His lawsuit, sent to the UN panel on Friday, says he was held in arbitrary detention and tortured in secret CIA interrogation facilities in Thailand, Poland, Morocco, Lithuania, Afghanistan and the US prison at Guantánamo. He is also suing the UK government, which he accuses of “complicity in rendition”, for participating in interrogations and receiving information it knew was obtained under torture.
It is the first time legal action has been taken against the UK, Afghanistan, Morocco and Thailand for their role in the CIA rendition and torture programme.
“After 19 years of arbitrary detention, the only appropriate legal remedy for Abu Zubaydah is release and rehabilitation,” his international legal representative, Helen Duffy, said. “Recognition, apology, transparency, accountability and ensuring these violations do not happen again are all legal obligations, grossly neglected in the war on terror and the subject of this claim. But they are meaningless if ongoing violations are not brought to an end.”
Joe Biden has pledged to close the Guantánamo prison camp, and either free or transfer the remaining 40 inmates. However, Barack Obama also promised to shut down the camp but ran into resistance from the Pentagon and Congress and succeeded only in sharply reducing the number of inmates.

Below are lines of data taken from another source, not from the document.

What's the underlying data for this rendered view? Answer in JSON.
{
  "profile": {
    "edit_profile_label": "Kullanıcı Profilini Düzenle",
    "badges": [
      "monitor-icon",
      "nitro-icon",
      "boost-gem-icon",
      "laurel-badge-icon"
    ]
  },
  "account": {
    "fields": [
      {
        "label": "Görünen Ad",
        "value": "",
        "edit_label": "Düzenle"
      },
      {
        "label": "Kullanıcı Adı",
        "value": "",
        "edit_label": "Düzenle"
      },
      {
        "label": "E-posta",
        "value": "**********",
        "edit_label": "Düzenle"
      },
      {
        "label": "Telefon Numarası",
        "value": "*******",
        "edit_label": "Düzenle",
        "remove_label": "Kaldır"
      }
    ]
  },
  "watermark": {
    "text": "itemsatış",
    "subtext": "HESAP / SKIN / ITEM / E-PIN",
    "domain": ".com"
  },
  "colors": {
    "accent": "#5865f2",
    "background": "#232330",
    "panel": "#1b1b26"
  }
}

“How the Biden administration responds to international legal claims like this one will be a test of its newly stated commitment to international rule of law and human rights,” said Duffy, who is also the director of the advocacy group Human Rights in Practice.